Sha'Carri Richardson Notes 'Only Difference' She Sees Between Her And Kamila Valieva

Both athletes failed a drug test before the Olympics, but only one was allowed to compete.

American track star Sha’Carri Richardson has questioned the International Olympic Committee’s decision on Monday to allow Russian figure skater Kamila Valieva to compete despite her failed doping test.

Richardson, 21, was favored to win a medal in the women’s 100 meters at the 2020 Summer Games in Tokyo and had won the event at the U.S. Olympic trials. But she lost her spot on the U.S. team after she tested positive for marijuana, which is prohibited but not considered a performance-enhancing drug.

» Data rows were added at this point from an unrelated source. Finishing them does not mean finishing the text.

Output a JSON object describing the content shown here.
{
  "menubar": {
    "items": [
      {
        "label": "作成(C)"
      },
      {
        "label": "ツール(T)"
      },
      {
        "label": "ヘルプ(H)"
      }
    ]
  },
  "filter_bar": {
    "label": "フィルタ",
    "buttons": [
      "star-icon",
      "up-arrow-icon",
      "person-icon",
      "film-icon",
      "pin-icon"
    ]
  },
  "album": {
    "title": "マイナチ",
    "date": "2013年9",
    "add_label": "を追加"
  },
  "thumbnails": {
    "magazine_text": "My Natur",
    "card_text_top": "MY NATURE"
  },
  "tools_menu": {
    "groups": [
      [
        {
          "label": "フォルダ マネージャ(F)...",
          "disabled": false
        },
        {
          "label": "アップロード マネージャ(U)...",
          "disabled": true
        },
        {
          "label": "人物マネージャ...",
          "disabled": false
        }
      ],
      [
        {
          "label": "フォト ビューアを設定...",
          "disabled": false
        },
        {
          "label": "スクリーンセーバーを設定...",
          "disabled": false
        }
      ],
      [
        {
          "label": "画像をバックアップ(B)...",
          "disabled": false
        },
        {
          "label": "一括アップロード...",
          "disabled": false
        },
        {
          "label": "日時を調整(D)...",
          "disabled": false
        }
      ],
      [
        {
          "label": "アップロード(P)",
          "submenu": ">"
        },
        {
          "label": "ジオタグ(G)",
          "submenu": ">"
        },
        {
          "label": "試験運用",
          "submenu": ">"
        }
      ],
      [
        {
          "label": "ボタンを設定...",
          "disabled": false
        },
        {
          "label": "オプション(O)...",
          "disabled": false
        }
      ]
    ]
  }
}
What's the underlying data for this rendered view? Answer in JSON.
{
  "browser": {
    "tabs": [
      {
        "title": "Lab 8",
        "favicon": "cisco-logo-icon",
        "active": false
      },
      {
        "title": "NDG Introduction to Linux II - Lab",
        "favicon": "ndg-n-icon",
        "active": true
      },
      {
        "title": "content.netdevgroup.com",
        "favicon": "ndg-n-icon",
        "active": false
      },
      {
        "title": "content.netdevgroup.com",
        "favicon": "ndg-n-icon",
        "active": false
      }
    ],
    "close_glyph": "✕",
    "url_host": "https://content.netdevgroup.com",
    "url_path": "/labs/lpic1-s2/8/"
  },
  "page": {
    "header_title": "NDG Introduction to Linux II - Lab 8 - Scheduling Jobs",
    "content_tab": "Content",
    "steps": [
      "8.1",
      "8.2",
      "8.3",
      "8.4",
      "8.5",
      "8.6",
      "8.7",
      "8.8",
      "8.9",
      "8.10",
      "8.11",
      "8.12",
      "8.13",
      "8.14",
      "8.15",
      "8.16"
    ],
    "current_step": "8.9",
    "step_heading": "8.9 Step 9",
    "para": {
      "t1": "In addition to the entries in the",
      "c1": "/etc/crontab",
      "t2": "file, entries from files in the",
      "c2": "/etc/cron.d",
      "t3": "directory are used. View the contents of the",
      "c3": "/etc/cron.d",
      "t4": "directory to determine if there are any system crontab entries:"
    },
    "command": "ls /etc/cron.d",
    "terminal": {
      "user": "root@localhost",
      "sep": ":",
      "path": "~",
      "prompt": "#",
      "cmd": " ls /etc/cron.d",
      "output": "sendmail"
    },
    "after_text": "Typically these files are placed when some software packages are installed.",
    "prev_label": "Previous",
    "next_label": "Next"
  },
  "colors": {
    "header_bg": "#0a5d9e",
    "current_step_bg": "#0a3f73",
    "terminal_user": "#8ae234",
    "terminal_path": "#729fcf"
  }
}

Meanwhile, Valieva, 15, a favorite for the women’s individual gold in figure skating, was cleared this week to compete in the Beijing Winter Games, despite testing positive for trimetazidine, a banned medication used to treat chest pain that could increase endurance. Olympics officials determined Valieva would not need to be provisionally suspended ahead of a full investigation.

Richardson asked Monday why Valieva got the green light to compete despite uncertainty about her eligibility. U.S. officials gave Richardson a 30-day suspension that prevented her from competing.

“The only difference I see is I’m a black young lady,” she wrote.

Richardson said last year that she had used marijuana before the Olympic trials after learning about the death of her biological mother.

The IOC said Monday that if Valieva finishes in the top three, there will be no medal ceremony during the Olympics. There will also be no ceremony for the team event she and the Russian team won a week ago. The medal winners will be determined pending the results of the investigation.

The Court of Arbitration for Sport, which handed down the decision, said that Valieva’s age was one of the factors in its ruling and that banning her “would cause her irreparable harm.”

Richardson was not the only athlete to criticize the decision.

“You have athletes that are competing under two different systems, and we saw that today. THAT is not fair, raise the age minimum so we can all play on the same terms. This is not the call,” tweeted former figure skater Ashley Wagner, who won a bronze medal with the U.S. team in 2014.

Meagan Duhamel, who won team gold for Canada in 2018, asked, “How is anyone going to take the women’s event seriously now? We were just told illegal drugs and abuse are okay. If that is what this sport is about now, I want nothing to do with it.”